This was an interesting and spectacular performance, and I don't know is Sotheby's was "in it", but I think it would be good to clear some misconceptions and propose a view on "how did he do it", as the method behind this demonstration uses some principles of deception that have been used in similar form in magic.
A few people asked themselves whether a battery hidden in the frame in 2006 could have worked in 2018. Of course it could, but why risking it? The battery was replaced before the auction. If you check the various press releases, auction catalogue
and stories, you will see that the picture was authenticated by "PestControl
", the only company able to authenticate Bansky's work. As PestControl is closely associated to Bansky, it is the first suspect for somebody that could have replaced the batteries. To check and validate the picture, it will have had to be removed from the frame, checked under a microscope/special lights, etc. The checking of the picture was pure misdirection (but it was necessary to legitimately authenticate it), and would have been the perfect reason to change the batteries. This stratagem has been used in magic for centuries: Houdini himself had a "committee" to check his cabinet, and quite often a member of the committee would have left inside the necessary tools to affect the escape. Some other times, when magicians have committees to check apparatus, somebody there is used to activate the trick.
All the paintings in the sale were displayed hanging: the sale only had 40 paintings
and these were hanging around the room in Sotheby's gallery. The Bansky one was not the only one hanging: I don't where the NYT has got its information.
There are a couple of things that cast a doubt on Sotheby's being "in it" and these are the strong relevance given to the frame in the auction catalogue. In the description, you find: mounted on board, in artist's frame
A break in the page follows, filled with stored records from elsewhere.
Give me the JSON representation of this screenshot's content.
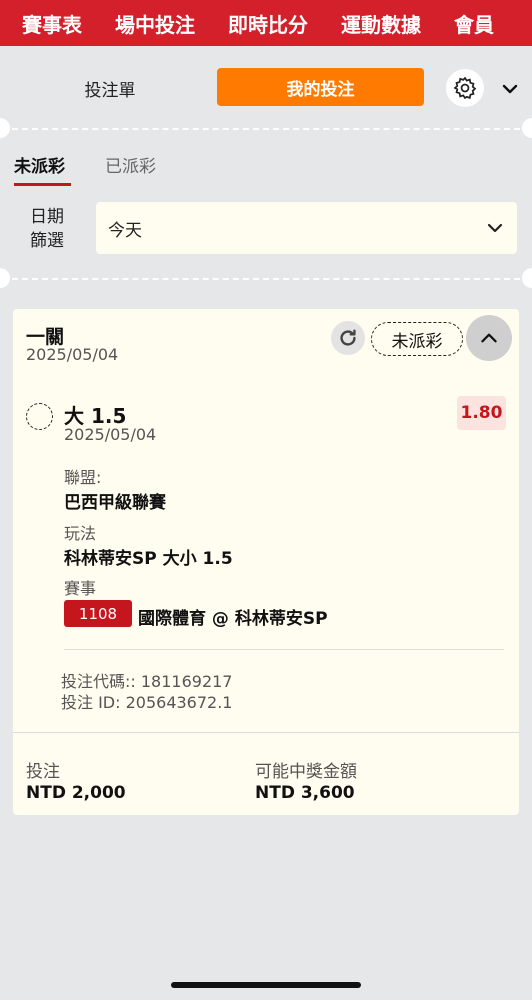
{
  "nav": {
    "items": [
      "賽事表",
      "場中投注",
      "即時比分",
      "運動數據",
      "會員"
    ]
  },
  "betslip_tabs": {
    "betslip": "投注單",
    "my_bets": "我的投注"
  },
  "sub_tabs": {
    "unsettled": "未派彩",
    "settled": "已派彩"
  },
  "filter": {
    "label": "日期篩選",
    "label_line1": "日期",
    "label_line2": "篩選",
    "value": "今天"
  },
  "bet_card": {
    "type": "一關",
    "date": "2025/05/04",
    "status": "未派彩",
    "selection": {
      "name": "大 1.5",
      "date": "2025/05/04",
      "odds": "1.80",
      "league_label": "聯盟:",
      "league": "巴西甲級聯賽",
      "market_label": "玩法",
      "market": "科林蒂安SP 大小 1.5",
      "event_label": "賽事",
      "event_id": "1108",
      "event_name": "國際體育 @ 科林蒂安SP"
    },
    "bet_code": "投注代碼:: 181169217",
    "bet_id": "投注 ID: 205643672.1",
    "stake_label": "投注",
    "stake": "NTD 2,000",
    "payout_label": "可能中獎金額",
    "payout": "NTD 3,600"
  },
  "colors": {
    "brand_red": "#d3202a",
    "accent_orange": "#ff7a00",
    "odds_red": "#c4161c"
  }
}
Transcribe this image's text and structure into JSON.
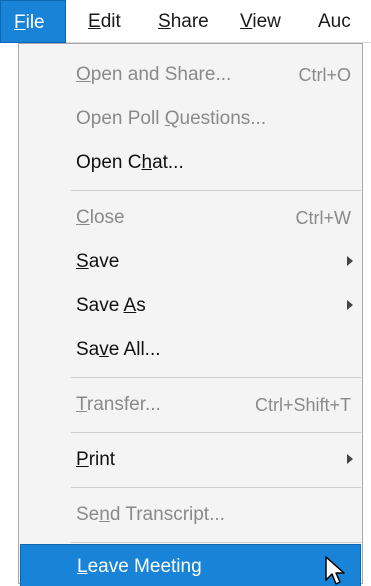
{
  "menubar": {
    "items": [
      {
        "u": "F",
        "rest": "ile"
      },
      {
        "u": "E",
        "rest": "dit"
      },
      {
        "u": "S",
        "rest": "hare"
      },
      {
        "u": "V",
        "rest": "iew"
      },
      {
        "u": "",
        "rest": "Auc"
      }
    ]
  },
  "file_menu": {
    "open_and_share": {
      "pre": "",
      "u": "O",
      "post": "pen and Share...",
      "shortcut": "Ctrl+O"
    },
    "open_poll_questions": {
      "pre": "Open Poll ",
      "u": "Q",
      "post": "uestions..."
    },
    "open_chat": {
      "pre": "Open C",
      "u": "h",
      "post": "at..."
    },
    "close": {
      "pre": "",
      "u": "C",
      "post": "lose",
      "shortcut": "Ctrl+W"
    },
    "save": {
      "pre": "",
      "u": "S",
      "post": "ave"
    },
    "save_as": {
      "pre": "Save ",
      "u": "A",
      "post": "s"
    },
    "save_all": {
      "pre": "Sa",
      "u": "v",
      "post": "e All..."
    },
    "transfer": {
      "pre": "",
      "u": "T",
      "post": "ransfer...",
      "shortcut": "Ctrl+Shift+T"
    },
    "print": {
      "pre": "",
      "u": "P",
      "post": "rint"
    },
    "send_transcript": {
      "pre": "Se",
      "u": "n",
      "post": "d Transcript..."
    },
    "leave_meeting": {
      "pre": "",
      "u": "L",
      "post": "eave Meeting"
    }
  },
  "icons": {
    "submenu": "chevron-right-icon",
    "pointer": "mouse-pointer-icon"
  },
  "colors": {
    "highlight": "#1883d7",
    "highlight_border": "#0b67b2",
    "disabled_text": "#8a8a8a",
    "menu_background": "#f4f4f4"
  }
}
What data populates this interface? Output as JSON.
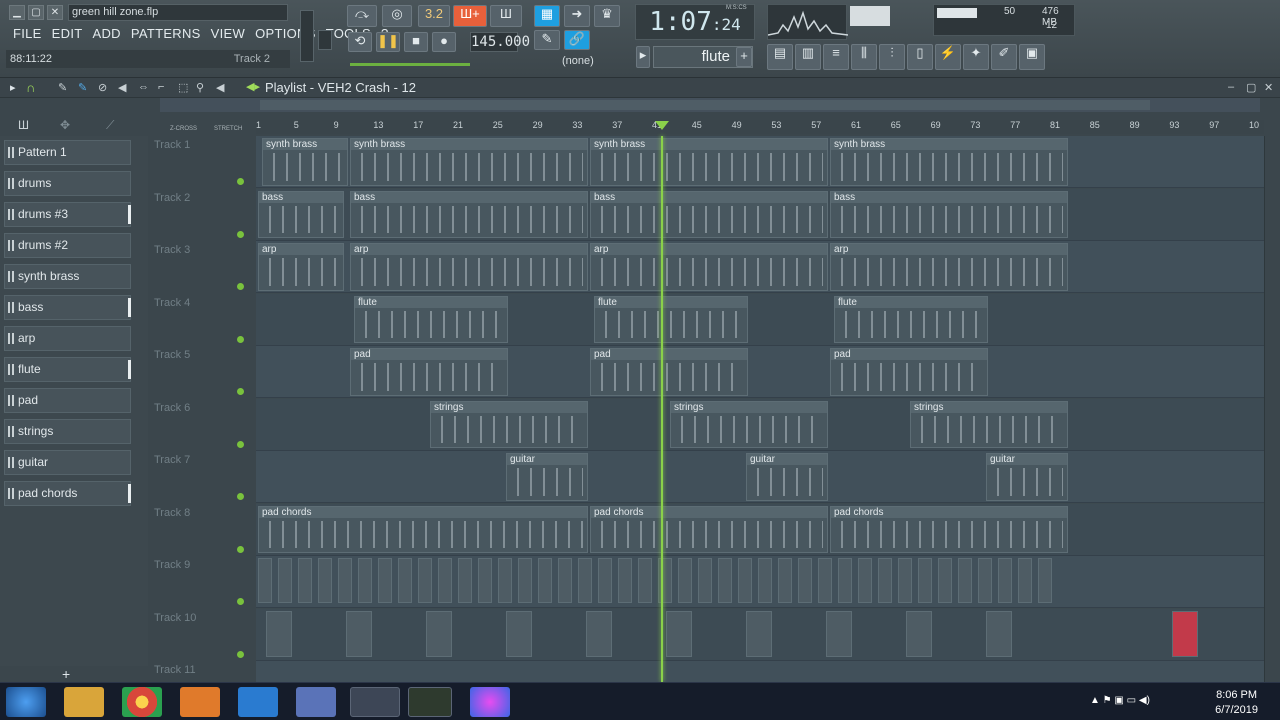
{
  "window": {
    "filename": "green hill zone.flp"
  },
  "menu": [
    "FILE",
    "EDIT",
    "ADD",
    "PATTERNS",
    "VIEW",
    "OPTIONS",
    "TOOLS",
    "?"
  ],
  "hint": {
    "time": "88:11:22",
    "track": "Track 2"
  },
  "transport": {
    "time_main": "1:07",
    "time_small": ":24",
    "time_mode": "M:S:CS",
    "tempo": "145.000",
    "pattern_snap": "3.2",
    "pattern": "(none)",
    "instrument": "flute"
  },
  "cpu": {
    "value": "50",
    "mem": "476 MB",
    "poly": "12"
  },
  "playlist": {
    "title": "Playlist - VEH2 Crash - 12",
    "crossfade_label": "Z-CROSS",
    "stretch_label": "STRETCH",
    "ruler": [
      "1",
      "5",
      "9",
      "13",
      "17",
      "21",
      "25",
      "29",
      "33",
      "37",
      "41",
      "45",
      "49",
      "53",
      "57",
      "61",
      "65",
      "69",
      "73",
      "77",
      "81",
      "85",
      "89",
      "93",
      "97",
      "10"
    ],
    "patterns": [
      {
        "label": "Pattern 1",
        "selected": false
      },
      {
        "label": "drums",
        "selected": false
      },
      {
        "label": "drums #3",
        "selected": true
      },
      {
        "label": "drums #2",
        "selected": false
      },
      {
        "label": "synth brass",
        "selected": false
      },
      {
        "label": "bass",
        "selected": true
      },
      {
        "label": "arp",
        "selected": false
      },
      {
        "label": "flute",
        "selected": true
      },
      {
        "label": "pad",
        "selected": false
      },
      {
        "label": "strings",
        "selected": false
      },
      {
        "label": "guitar",
        "selected": false
      },
      {
        "label": "pad chords",
        "selected": true
      }
    ],
    "tracks": [
      "Track 1",
      "Track 2",
      "Track 3",
      "Track 4",
      "Track 5",
      "Track 6",
      "Track 7",
      "Track 8",
      "Track 9",
      "Track 10",
      "Track 11"
    ],
    "clips": [
      {
        "track": 0,
        "label": "synth brass",
        "start": 1,
        "len": 22
      },
      {
        "track": 0,
        "label": "synth brass",
        "start": 23,
        "len": 60
      },
      {
        "track": 0,
        "label": "synth brass",
        "start": 83,
        "len": 60
      },
      {
        "track": 0,
        "label": "synth brass",
        "start": 143,
        "len": 60
      },
      {
        "track": 1,
        "label": "bass",
        "start": 0,
        "len": 22
      },
      {
        "track": 1,
        "label": "bass",
        "start": 23,
        "len": 60
      },
      {
        "track": 1,
        "label": "bass",
        "start": 83,
        "len": 60
      },
      {
        "track": 1,
        "label": "bass",
        "start": 143,
        "len": 60
      },
      {
        "track": 2,
        "label": "arp",
        "start": 0,
        "len": 22
      },
      {
        "track": 2,
        "label": "arp",
        "start": 23,
        "len": 60
      },
      {
        "track": 2,
        "label": "arp",
        "start": 83,
        "len": 60
      },
      {
        "track": 2,
        "label": "arp",
        "start": 143,
        "len": 60
      },
      {
        "track": 3,
        "label": "flute",
        "start": 24,
        "len": 39
      },
      {
        "track": 3,
        "label": "flute",
        "start": 84,
        "len": 39
      },
      {
        "track": 3,
        "label": "flute",
        "start": 144,
        "len": 39
      },
      {
        "track": 4,
        "label": "pad",
        "start": 23,
        "len": 40
      },
      {
        "track": 4,
        "label": "pad",
        "start": 83,
        "len": 40
      },
      {
        "track": 4,
        "label": "pad",
        "start": 143,
        "len": 40
      },
      {
        "track": 5,
        "label": "strings",
        "start": 43,
        "len": 40
      },
      {
        "track": 5,
        "label": "strings",
        "start": 103,
        "len": 40
      },
      {
        "track": 5,
        "label": "strings",
        "start": 163,
        "len": 40
      },
      {
        "track": 6,
        "label": "guitar",
        "start": 62,
        "len": 21
      },
      {
        "track": 6,
        "label": "guitar",
        "start": 122,
        "len": 21
      },
      {
        "track": 6,
        "label": "guitar",
        "start": 182,
        "len": 21
      },
      {
        "track": 7,
        "label": "pad chords",
        "start": 0,
        "len": 83
      },
      {
        "track": 7,
        "label": "pad chords",
        "start": 83,
        "len": 60
      },
      {
        "track": 7,
        "label": "pad chords",
        "start": 143,
        "len": 60
      }
    ]
  },
  "taskbar": {
    "time": "8:06 PM",
    "date": "6/7/2019"
  }
}
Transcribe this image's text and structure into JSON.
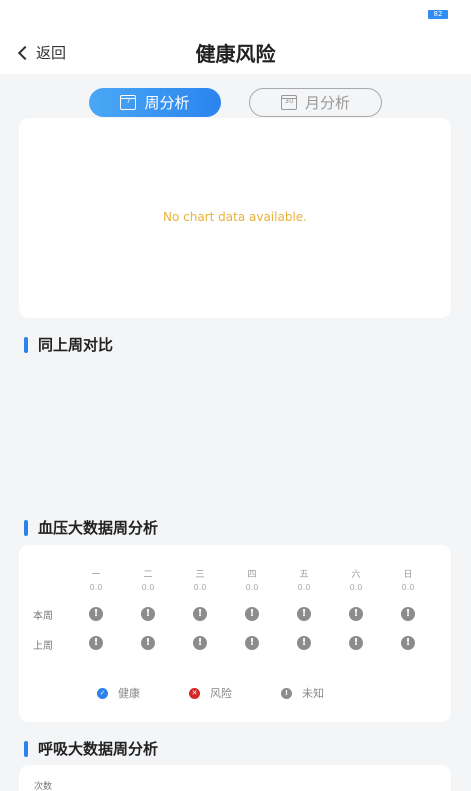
{
  "status_bar": {
    "battery": "82"
  },
  "header": {
    "back_label": "返回",
    "title": "健康风险"
  },
  "tabs": [
    {
      "label": "周分析",
      "icon": "calendar-7-icon",
      "icon_text": "7",
      "active": true
    },
    {
      "label": "月分析",
      "icon": "calendar-30-icon",
      "icon_text": "30",
      "active": false
    }
  ],
  "chart": {
    "empty_message": "No chart data available."
  },
  "sections": {
    "compare": "同上周对比",
    "blood_pressure": "血压大数据周分析",
    "respiration": "呼吸大数据周分析"
  },
  "blood_pressure": {
    "days": [
      {
        "name": "一",
        "value": "0.0"
      },
      {
        "name": "二",
        "value": "0.0"
      },
      {
        "name": "三",
        "value": "0.0"
      },
      {
        "name": "四",
        "value": "0.0"
      },
      {
        "name": "五",
        "value": "0.0"
      },
      {
        "name": "六",
        "value": "0.0"
      },
      {
        "name": "日",
        "value": "0.0"
      }
    ],
    "rows": [
      {
        "label": "本周",
        "statuses": [
          "unknown",
          "unknown",
          "unknown",
          "unknown",
          "unknown",
          "unknown",
          "unknown"
        ]
      },
      {
        "label": "上周",
        "statuses": [
          "unknown",
          "unknown",
          "unknown",
          "unknown",
          "unknown",
          "unknown",
          "unknown"
        ]
      }
    ],
    "legend": [
      {
        "label": "健康",
        "color": "#2b83ee",
        "symbol": "✓"
      },
      {
        "label": "风险",
        "color": "#d62828",
        "symbol": "✕"
      },
      {
        "label": "未知",
        "color": "#8c8c8c",
        "symbol": "!"
      }
    ]
  },
  "respiration": {
    "y_label": "次数"
  }
}
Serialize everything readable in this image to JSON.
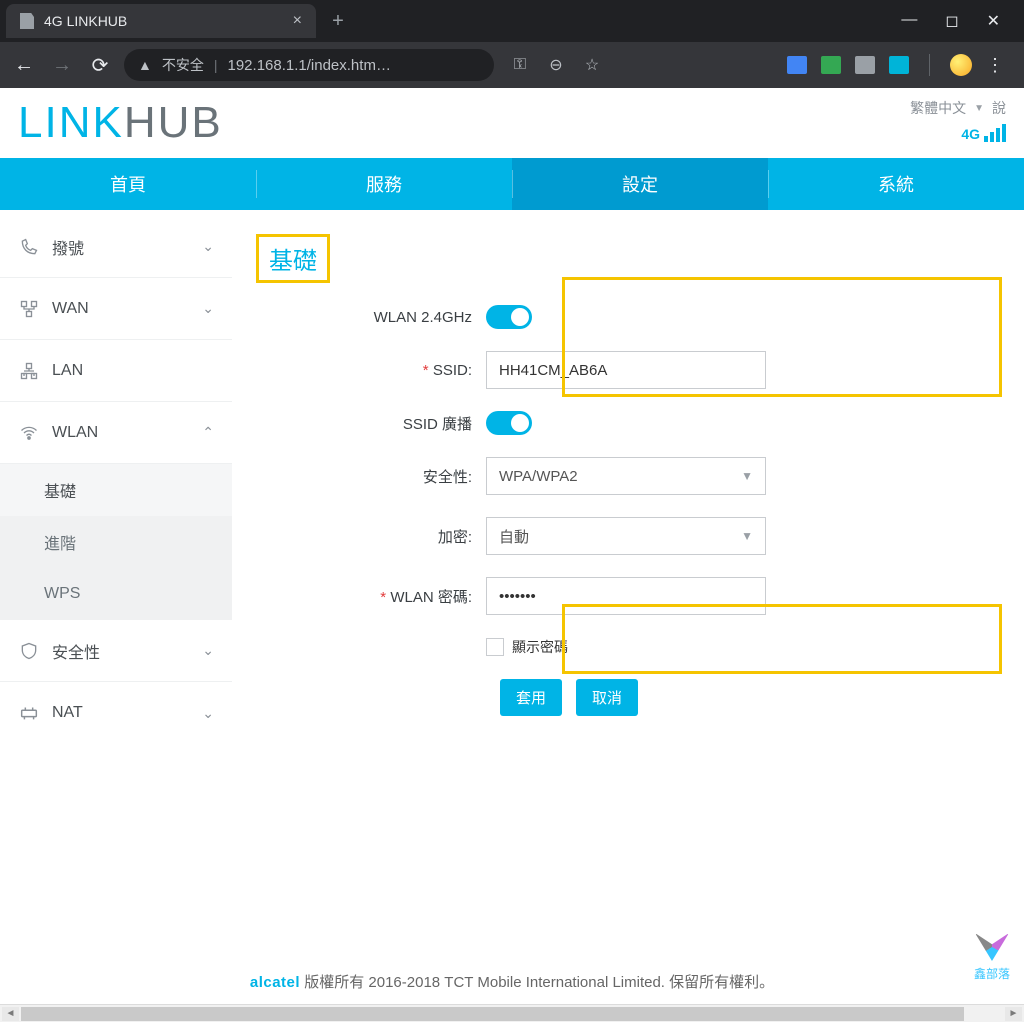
{
  "browser": {
    "tab_title": "4G LINKHUB",
    "url_insecure_label": "不安全",
    "url": "192.168.1.1/index.htm…"
  },
  "header": {
    "logo_part1": "LINK",
    "logo_part2": "HUB",
    "language_label": "繁體中文",
    "help_label": "說",
    "signal_label": "4G"
  },
  "topnav": {
    "home": "首頁",
    "services": "服務",
    "settings": "設定",
    "system": "系統"
  },
  "sidebar": {
    "dial": "撥號",
    "wan": "WAN",
    "lan": "LAN",
    "wlan": "WLAN",
    "wlan_basic": "基礎",
    "wlan_advanced": "進階",
    "wlan_wps": "WPS",
    "security": "安全性",
    "nat": "NAT"
  },
  "section": {
    "title": "基礎"
  },
  "form": {
    "wlan24_label": "WLAN 2.4GHz",
    "ssid_label": "SSID:",
    "ssid_value": "HH41CM_AB6A",
    "ssid_broadcast_label": "SSID 廣播",
    "security_label": "安全性:",
    "security_value": "WPA/WPA2",
    "encryption_label": "加密:",
    "encryption_value": "自動",
    "password_label": "WLAN 密碼:",
    "password_value": "•••••••",
    "show_password_label": "顯示密碼",
    "apply": "套用",
    "cancel": "取消"
  },
  "footer": {
    "brand": "alcatel",
    "copyright": "版權所有 2016-2018 TCT Mobile International Limited. 保留所有權利。"
  },
  "watermark": {
    "text": "鑫部落"
  }
}
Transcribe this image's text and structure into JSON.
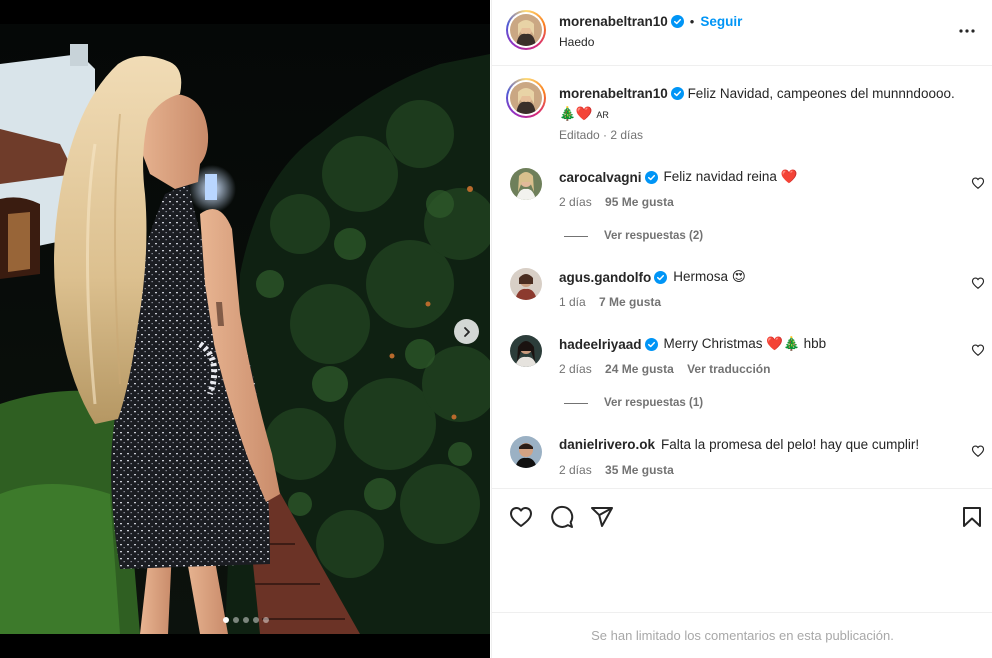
{
  "post": {
    "author": "morenabeltran10",
    "follow_label": "Seguir",
    "location": "Haedo",
    "caption_text": "Feliz Navidad, campeones del munnndoooo.",
    "caption_emoji": "🎄❤️",
    "caption_flag": "AR",
    "caption_meta": "Editado · 2 días",
    "media_position": {
      "current": 1,
      "total": 5
    }
  },
  "comments": [
    {
      "user": "carocalvagni",
      "text": "Feliz navidad reina ❤️",
      "time": "2 días",
      "likes": "95 Me gusta",
      "replies": "Ver respuestas (2)"
    },
    {
      "user": "agus.gandolfo",
      "text": "Hermosa 😍",
      "time": "1 día",
      "likes": "7 Me gusta"
    },
    {
      "user": "hadeelriyaad",
      "text": "Merry Christmas ❤️🎄 hbb",
      "time": "2 días",
      "likes": "24 Me gusta",
      "translate": "Ver traducción",
      "replies": "Ver respuestas (1)"
    },
    {
      "user": "danielrivero.ok",
      "text": "Falta la promesa del pelo! hay que cumplir!",
      "time": "2 días",
      "likes": "35 Me gusta"
    }
  ],
  "footer_notice": "Se han limitado los comentarios en esta publicación.",
  "colors": {
    "accent": "#0095f6",
    "verified": "#0095f6",
    "muted": "#737373",
    "heart": "#e0142b"
  },
  "icons": [
    "more-icon",
    "verified-icon",
    "heart-icon",
    "comment-icon",
    "share-icon",
    "save-icon",
    "chevron-right-icon"
  ]
}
and in the long description: Bordered by an ornate gilded frame, an integral element of the artwork chosen by Banksy himself
. If it can be proven that Sotheby's was in it (which is difficult, as the text could have been written by somebody following a press release from the artist), this could be the classical give-away that plagues inexperienced magicians when they say: I have here an ordinary, unprepared deck of cards
. We (should) learn to guide the attention of the audience to some elements, while leaving others in the shadow... it doesn't seem to have been the case here.
About the Bansky being the last item in the sale, this just makes sense, as Bansky was probably the best-known name (outside the art world) and, as in every good show, the "star" comes on at the end. Also, while this picture sold for relatively little money, compared to other pictures in the same sale and in the one immediately before, this specific image is very well known, so it would have made sense to keep it for last. And this is another item that raises the suspicion of Sotheby's being "in it".
I think this was a nice magic trick that has gone viral: well done to all parties involved for creating something memorable using our techniques!